What is required =
Reproduce the listing below without any change.

====== Study material ======

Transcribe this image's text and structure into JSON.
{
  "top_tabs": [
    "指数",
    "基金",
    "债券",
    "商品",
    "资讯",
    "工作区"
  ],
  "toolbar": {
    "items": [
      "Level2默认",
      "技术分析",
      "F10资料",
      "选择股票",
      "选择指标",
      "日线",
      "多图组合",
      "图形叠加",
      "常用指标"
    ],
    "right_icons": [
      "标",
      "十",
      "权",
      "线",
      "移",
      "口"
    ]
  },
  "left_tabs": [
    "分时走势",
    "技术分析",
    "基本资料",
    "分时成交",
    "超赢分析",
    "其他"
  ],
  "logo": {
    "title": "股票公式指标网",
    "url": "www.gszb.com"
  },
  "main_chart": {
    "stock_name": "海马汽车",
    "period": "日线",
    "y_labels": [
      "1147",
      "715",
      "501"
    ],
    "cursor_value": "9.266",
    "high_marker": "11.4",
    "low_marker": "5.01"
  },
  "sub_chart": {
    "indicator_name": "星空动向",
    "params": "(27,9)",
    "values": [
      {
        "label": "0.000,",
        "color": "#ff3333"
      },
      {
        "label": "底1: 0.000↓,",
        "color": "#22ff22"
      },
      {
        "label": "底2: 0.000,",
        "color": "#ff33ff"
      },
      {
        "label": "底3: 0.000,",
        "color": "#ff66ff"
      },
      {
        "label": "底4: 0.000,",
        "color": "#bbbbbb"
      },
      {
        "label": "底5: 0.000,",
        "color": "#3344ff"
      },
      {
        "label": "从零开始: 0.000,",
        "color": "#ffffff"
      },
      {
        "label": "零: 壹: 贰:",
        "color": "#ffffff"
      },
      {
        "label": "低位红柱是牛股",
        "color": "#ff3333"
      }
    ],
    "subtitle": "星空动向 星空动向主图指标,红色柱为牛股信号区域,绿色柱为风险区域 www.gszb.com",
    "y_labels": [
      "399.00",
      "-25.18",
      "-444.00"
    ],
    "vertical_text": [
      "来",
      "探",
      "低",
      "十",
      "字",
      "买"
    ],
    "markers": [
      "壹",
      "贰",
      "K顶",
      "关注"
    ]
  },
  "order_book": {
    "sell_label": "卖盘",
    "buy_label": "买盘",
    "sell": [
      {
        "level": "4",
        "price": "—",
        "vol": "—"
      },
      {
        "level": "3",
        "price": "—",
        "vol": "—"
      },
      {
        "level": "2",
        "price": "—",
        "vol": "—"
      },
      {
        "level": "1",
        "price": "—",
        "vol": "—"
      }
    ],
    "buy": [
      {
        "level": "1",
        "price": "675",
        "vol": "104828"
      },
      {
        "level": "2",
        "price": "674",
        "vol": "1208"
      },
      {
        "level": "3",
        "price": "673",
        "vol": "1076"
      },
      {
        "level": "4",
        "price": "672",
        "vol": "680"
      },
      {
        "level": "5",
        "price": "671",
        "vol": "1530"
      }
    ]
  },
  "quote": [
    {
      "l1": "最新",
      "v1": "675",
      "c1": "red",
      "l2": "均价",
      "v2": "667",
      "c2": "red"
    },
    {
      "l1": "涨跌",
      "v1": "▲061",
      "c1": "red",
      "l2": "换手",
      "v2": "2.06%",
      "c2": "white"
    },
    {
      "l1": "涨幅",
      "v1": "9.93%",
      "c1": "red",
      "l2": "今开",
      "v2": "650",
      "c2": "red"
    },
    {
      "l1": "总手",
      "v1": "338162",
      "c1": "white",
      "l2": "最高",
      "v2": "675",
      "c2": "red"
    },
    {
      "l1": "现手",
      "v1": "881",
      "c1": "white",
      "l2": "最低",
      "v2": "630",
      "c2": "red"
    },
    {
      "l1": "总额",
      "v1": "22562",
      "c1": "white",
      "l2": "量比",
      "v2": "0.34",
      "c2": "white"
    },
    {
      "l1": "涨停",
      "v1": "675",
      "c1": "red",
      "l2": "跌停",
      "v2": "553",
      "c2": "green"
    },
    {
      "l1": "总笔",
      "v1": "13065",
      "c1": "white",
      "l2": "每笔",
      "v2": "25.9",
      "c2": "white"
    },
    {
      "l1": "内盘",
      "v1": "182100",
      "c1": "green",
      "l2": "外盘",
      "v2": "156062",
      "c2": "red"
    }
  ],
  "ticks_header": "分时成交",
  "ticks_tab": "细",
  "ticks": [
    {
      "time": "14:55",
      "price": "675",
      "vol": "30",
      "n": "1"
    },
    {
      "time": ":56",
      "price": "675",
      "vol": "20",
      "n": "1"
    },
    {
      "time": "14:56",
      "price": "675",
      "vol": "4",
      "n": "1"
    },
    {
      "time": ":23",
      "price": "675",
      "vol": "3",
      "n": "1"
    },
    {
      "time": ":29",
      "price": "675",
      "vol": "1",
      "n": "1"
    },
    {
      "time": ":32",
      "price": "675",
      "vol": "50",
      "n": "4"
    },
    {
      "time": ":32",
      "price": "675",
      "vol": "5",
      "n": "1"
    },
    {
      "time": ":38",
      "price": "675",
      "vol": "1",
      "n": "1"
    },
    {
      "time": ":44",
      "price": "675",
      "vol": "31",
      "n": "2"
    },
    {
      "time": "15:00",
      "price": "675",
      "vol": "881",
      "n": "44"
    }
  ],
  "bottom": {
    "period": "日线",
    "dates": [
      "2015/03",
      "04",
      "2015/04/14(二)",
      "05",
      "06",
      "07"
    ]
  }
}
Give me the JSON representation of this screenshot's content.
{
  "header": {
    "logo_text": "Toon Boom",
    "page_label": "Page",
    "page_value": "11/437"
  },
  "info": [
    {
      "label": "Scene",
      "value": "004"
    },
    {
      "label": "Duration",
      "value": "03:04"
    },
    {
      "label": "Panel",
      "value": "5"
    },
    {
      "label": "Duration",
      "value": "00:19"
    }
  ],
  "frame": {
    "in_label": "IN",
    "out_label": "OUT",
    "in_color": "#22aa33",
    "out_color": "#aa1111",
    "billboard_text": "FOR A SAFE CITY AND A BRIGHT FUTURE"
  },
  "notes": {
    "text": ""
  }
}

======

Response area =
Transcribe this image's text and structure into JSON.
{
  "top_tabs": [
    "指数",
    "基金",
    "债券",
    "商品",
    "资讯",
    "工作区"
  ],
  "toolbar": {
    "items": [
      "Level2默认",
      "技术分析",
      "F10资料",
      "选择股票",
      "选择指标",
      "日线",
      "多图组合",
      "图形叠加",
      "常用指标"
    ],
    "right_icons": [
      "标",
      "十",
      "权",
      "线",
      "移",
      "口"
    ]
  },
  "left_tabs": [
    "分时走势",
    "技术分析",
    "基本资料",
    "分时成交",
    "超赢分析",
    "其他"
  ],
  "logo": {
    "title": "股票公式指标网",
    "url": "www.gszb.com"
  },
  "main_chart": {
    "stock_name": "海马汽车",
    "period": "日线",
    "y_labels": [
      "1147",
      "715",
      "501"
    ],
    "cursor_value": "9.266",
    "high_marker": "11.4",
    "low_marker": "5.01"
  },
  "sub_chart": {
    "indicator_name": "星空动向",
    "params": "(27,9)",
    "values": [
      {
        "label": "0.000,",
        "color": "#ff3333"
      },
      {
        "label": "底1: 0.000↓,",
        "color": "#22ff22"
      },
      {
        "label": "底2: 0.000,",
        "color": "#ff33ff"
      },
      {
        "label": "底3: 0.000,",
        "color": "#ff66ff"
      },
      {
        "label": "底4: 0.000,",
        "color": "#bbbbbb"
      },
      {
        "label": "底5: 0.000,",
        "color": "#3344ff"
      },
      {
        "label": "从零开始: 0.000,",
        "color": "#ffffff"
      },
      {
        "label": "零: 壹: 贰:",
        "color": "#ffffff"
      },
      {
        "label": "低位红柱是牛股",
        "color": "#ff3333"
      }
    ],
    "subtitle": "星空动向 星空动向主图指标,红色柱为牛股信号区域,绿色柱为风险区域 www.gszb.com",
    "y_labels": [
      "399.00",
      "-25.18",
      "-444.00"
    ],
    "vertical_text": [
      "来",
      "探",
      "低",
      "十",
      "字",
      "买"
    ],
    "markers": [
      "壹",
      "贰",
      "K顶",
      "关注"
    ]
  },
  "order_book": {
    "sell_label": "卖盘",
    "buy_label": "买盘",
    "sell": [
      {
        "level": "4",
        "price": "—",
        "vol": "—"
      },
      {
        "level": "3",
        "price": "—",
        "vol": "—"
      },
      {
        "level": "2",
        "price": "—",
        "vol": "—"
      },
      {
        "level": "1",
        "price": "—",
        "vol": "—"
      }
    ],
    "buy": [
      {
        "level": "1",
        "price": "675",
        "vol": "104828"
      },
      {
        "level": "2",
        "price": "674",
        "vol": "1208"
      },
      {
        "level": "3",
        "price": "673",
        "vol": "1076"
      },
      {
        "level": "4",
        "price": "672",
        "vol": "680"
      },
      {
        "level": "5",
        "price": "671",
        "vol": "1530"
      }
    ]
  },
  "quote": [
    {
      "l1": "最新",
      "v1": "675",
      "c1": "red",
      "l2": "均价",
      "v2": "667",
      "c2": "red"
    },
    {
      "l1": "涨跌",
      "v1": "▲061",
      "c1": "red",
      "l2": "换手",
      "v2": "2.06%",
      "c2": "white"
    },
    {
      "l1": "涨幅",
      "v1": "9.93%",
      "c1": "red",
      "l2": "今开",
      "v2": "650",
      "c2": "red"
    },
    {
      "l1": "总手",
      "v1": "338162",
      "c1": "white",
      "l2": "最高",
      "v2": "675",
      "c2": "red"
    },
    {
      "l1": "现手",
      "v1": "881",
      "c1": "white",
      "l2": "最低",
      "v2": "630",
      "c2": "red"
    },
    {
      "l1": "总额",
      "v1": "22562",
      "c1": "white",
      "l2": "量比",
      "v2": "0.34",
      "c2": "white"
    },
    {
      "l1": "涨停",
      "v1": "675",
      "c1": "red",
      "l2": "跌停",
      "v2": "553",
      "c2": "green"
    },
    {
      "l1": "总笔",
      "v1": "13065",
      "c1": "white",
      "l2": "每笔",
      "v2": "25.9",
      "c2": "white"
    },
    {
      "l1": "内盘",
      "v1": "182100",
      "c1": "green",
      "l2": "外盘",
      "v2": "156062",
      "c2": "red"
    }
  ],
  "ticks_header": "分时成交",
  "ticks_tab": "细",
  "ticks": [
    {
      "time": "14:55",
      "price": "675",
      "vol": "30",
      "n": "1"
    },
    {
      "time": ":56",
      "price": "675",
      "vol": "20",
      "n": "1"
    },
    {
      "time": "14:56",
      "price": "675",
      "vol": "4",
      "n": "1"
    },
    {
      "time": ":23",
      "price": "675",
      "vol": "3",
      "n": "1"
    },
    {
      "time": ":29",
      "price": "675",
      "vol": "1",
      "n": "1"
    },
    {
      "time": ":32",
      "price": "675",
      "vol": "50",
      "n": "4"
    },
    {
      "time": ":32",
      "price": "675",
      "vol": "5",
      "n": "1"
    },
    {
      "time": ":38",
      "price": "675",
      "vol": "1",
      "n": "1"
    },
    {
      "time": ":44",
      "price": "675",
      "vol": "31",
      "n": "2"
    },
    {
      "time": "15:00",
      "price": "675",
      "vol": "881",
      "n": "44"
    }
  ],
  "bottom": {
    "period": "日线",
    "dates": [
      "2015/03",
      "04",
      "2015/04/14(二)",
      "05",
      "06",
      "07"
    ]
  }
}
Give me the JSON representation of this screenshot's content.
{
  "header": {
    "logo_text": "Toon Boom",
    "page_label": "Page",
    "page_value": "11/437"
  },
  "info": [
    {
      "label": "Scene",
      "value": "004"
    },
    {
      "label": "Duration",
      "value": "03:04"
    },
    {
      "label": "Panel",
      "value": "5"
    },
    {
      "label": "Duration",
      "value": "00:19"
    }
  ],
  "frame": {
    "in_label": "IN",
    "out_label": "OUT",
    "in_color": "#22aa33",
    "out_color": "#aa1111",
    "billboard_text": "FOR A SAFE CITY AND A BRIGHT FUTURE"
  },
  "notes": {
    "text": ""
  }
}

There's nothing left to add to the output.